**Source information:**
◇ ◇ ◇
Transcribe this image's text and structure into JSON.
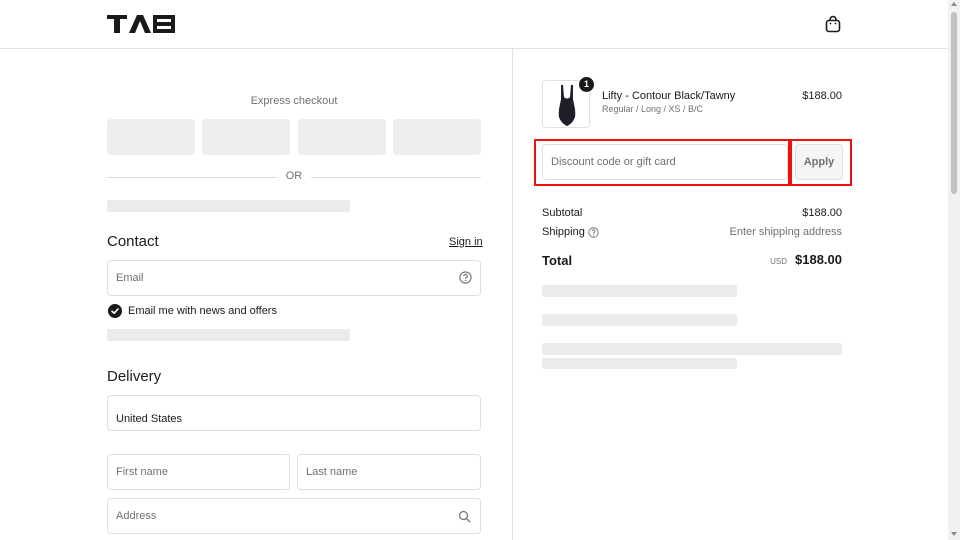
{
  "brand": {
    "logo_text": "TAB"
  },
  "header": {
    "cart_icon": "shopping-bag-icon"
  },
  "express": {
    "label": "Express checkout",
    "or_label": "OR"
  },
  "contact": {
    "title": "Contact",
    "signin_label": "Sign in",
    "email_placeholder": "Email",
    "newsletter_label": "Email me with news and offers",
    "newsletter_checked": true
  },
  "delivery": {
    "title": "Delivery",
    "country_value": "United States",
    "first_name_placeholder": "First name",
    "last_name_placeholder": "Last name",
    "address_placeholder": "Address"
  },
  "order": {
    "product": {
      "name": "Lifty - Contour Black/Tawny",
      "variant": "Regular / Long / XS / B/C",
      "price": "$188.00",
      "quantity": "1"
    },
    "discount_placeholder": "Discount code or gift card",
    "apply_label": "Apply",
    "subtotal_label": "Subtotal",
    "subtotal_value": "$188.00",
    "shipping_label": "Shipping",
    "shipping_value": "Enter shipping address",
    "total_label": "Total",
    "currency": "USD",
    "total_value": "$188.00"
  },
  "colors": {
    "highlight": "#ee1111",
    "skeleton": "#ebebeb",
    "text": "#1a1a1a",
    "muted": "#707070"
  }
}
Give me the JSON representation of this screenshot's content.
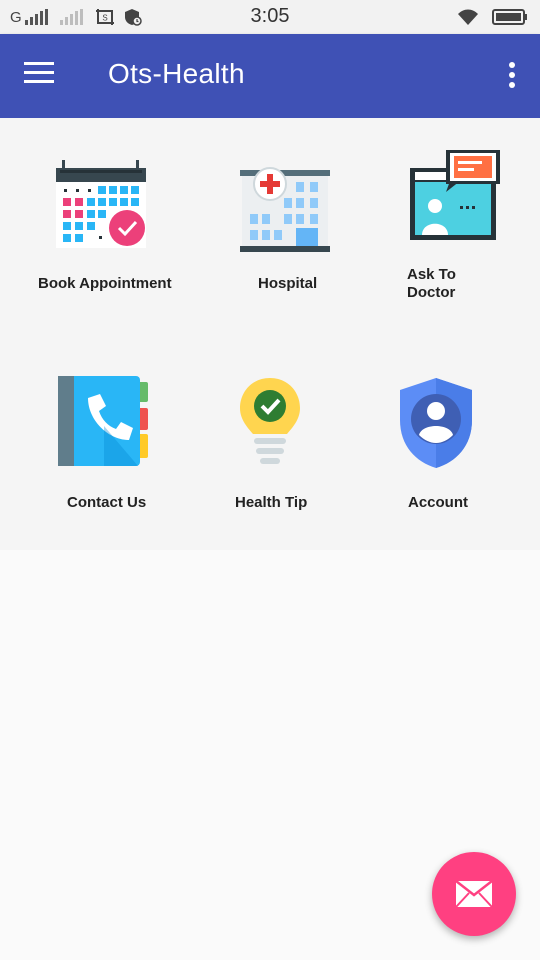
{
  "status_bar": {
    "network": "G",
    "time": "3:05"
  },
  "app_bar": {
    "title": "Ots-Health"
  },
  "menu": {
    "items": [
      {
        "label": "Book Appointment",
        "icon": "calendar-check-icon"
      },
      {
        "label": "Hospital",
        "icon": "hospital-building-icon"
      },
      {
        "label": "Ask To\nDoctor",
        "icon": "doctor-chat-icon"
      },
      {
        "label": "Contact Us",
        "icon": "phone-book-icon"
      },
      {
        "label": "Health Tip",
        "icon": "lightbulb-check-icon"
      },
      {
        "label": "Account",
        "icon": "account-shield-icon"
      }
    ]
  },
  "fab": {
    "icon": "mail-icon"
  },
  "colors": {
    "primary": "#3f51b5",
    "accent": "#ff4081",
    "background": "#fafafa"
  }
}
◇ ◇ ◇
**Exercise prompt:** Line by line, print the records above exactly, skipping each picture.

**Exercise response:**
Transcribe this image's text and structure into JSON.
{
  "brand": {
    "logo_text": "TAB"
  },
  "header": {
    "cart_icon": "shopping-bag-icon"
  },
  "express": {
    "label": "Express checkout",
    "or_label": "OR"
  },
  "contact": {
    "title": "Contact",
    "signin_label": "Sign in",
    "email_placeholder": "Email",
    "newsletter_label": "Email me with news and offers",
    "newsletter_checked": true
  },
  "delivery": {
    "title": "Delivery",
    "country_value": "United States",
    "first_name_placeholder": "First name",
    "last_name_placeholder": "Last name",
    "address_placeholder": "Address"
  },
  "order": {
    "product": {
      "name": "Lifty - Contour Black/Tawny",
      "variant": "Regular / Long / XS / B/C",
      "price": "$188.00",
      "quantity": "1"
    },
    "discount_placeholder": "Discount code or gift card",
    "apply_label": "Apply",
    "subtotal_label": "Subtotal",
    "subtotal_value": "$188.00",
    "shipping_label": "Shipping",
    "shipping_value": "Enter shipping address",
    "total_label": "Total",
    "currency": "USD",
    "total_value": "$188.00"
  },
  "colors": {
    "highlight": "#ee1111",
    "skeleton": "#ebebeb",
    "text": "#1a1a1a",
    "muted": "#707070"
  }
}
Give me the JSON representation of this screenshot's content.
{
  "status_bar": {
    "network": "G",
    "time": "3:05"
  },
  "app_bar": {
    "title": "Ots-Health"
  },
  "menu": {
    "items": [
      {
        "label": "Book Appointment",
        "icon": "calendar-check-icon"
      },
      {
        "label": "Hospital",
        "icon": "hospital-building-icon"
      },
      {
        "label": "Ask To\nDoctor",
        "icon": "doctor-chat-icon"
      },
      {
        "label": "Contact Us",
        "icon": "phone-book-icon"
      },
      {
        "label": "Health Tip",
        "icon": "lightbulb-check-icon"
      },
      {
        "label": "Account",
        "icon": "account-shield-icon"
      }
    ]
  },
  "fab": {
    "icon": "mail-icon"
  },
  "colors": {
    "primary": "#3f51b5",
    "accent": "#ff4081",
    "background": "#fafafa"
  }
}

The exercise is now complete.